Problem to solve
Which lines in the data below contain the string "icon"? Show each one.

Data
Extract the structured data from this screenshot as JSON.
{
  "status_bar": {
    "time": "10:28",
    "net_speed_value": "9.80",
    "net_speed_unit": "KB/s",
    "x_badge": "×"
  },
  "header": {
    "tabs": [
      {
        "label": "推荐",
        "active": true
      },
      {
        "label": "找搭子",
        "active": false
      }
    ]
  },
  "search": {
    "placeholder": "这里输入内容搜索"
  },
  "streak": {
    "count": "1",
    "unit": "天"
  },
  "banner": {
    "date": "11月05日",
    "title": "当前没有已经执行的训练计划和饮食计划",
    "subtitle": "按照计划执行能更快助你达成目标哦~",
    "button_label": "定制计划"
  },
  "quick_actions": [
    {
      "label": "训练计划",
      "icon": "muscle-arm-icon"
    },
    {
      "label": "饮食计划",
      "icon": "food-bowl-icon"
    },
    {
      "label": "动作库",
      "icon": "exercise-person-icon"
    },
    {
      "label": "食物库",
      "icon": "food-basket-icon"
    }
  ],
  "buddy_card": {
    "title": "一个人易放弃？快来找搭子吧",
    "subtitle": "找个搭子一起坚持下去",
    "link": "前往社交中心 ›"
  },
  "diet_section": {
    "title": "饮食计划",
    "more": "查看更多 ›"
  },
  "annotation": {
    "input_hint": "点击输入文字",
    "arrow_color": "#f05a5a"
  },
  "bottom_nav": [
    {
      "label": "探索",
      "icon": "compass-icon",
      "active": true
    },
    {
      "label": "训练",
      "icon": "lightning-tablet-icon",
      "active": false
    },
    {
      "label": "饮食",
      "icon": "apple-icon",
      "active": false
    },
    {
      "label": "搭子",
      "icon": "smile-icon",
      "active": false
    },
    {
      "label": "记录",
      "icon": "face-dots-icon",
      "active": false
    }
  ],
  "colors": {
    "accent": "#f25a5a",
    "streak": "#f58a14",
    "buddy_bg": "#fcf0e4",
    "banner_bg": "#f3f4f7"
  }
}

Result
      "icon": "muscle-arm-icon"
      "icon": "food-bowl-icon"
      "icon": "exercise-person-icon"
      "icon": "food-basket-icon"
      "icon": "compass-icon",
      "icon": "lightning-tablet-icon",
      "icon": "apple-icon",
      "icon": "smile-icon",
      "icon": "face-dots-icon",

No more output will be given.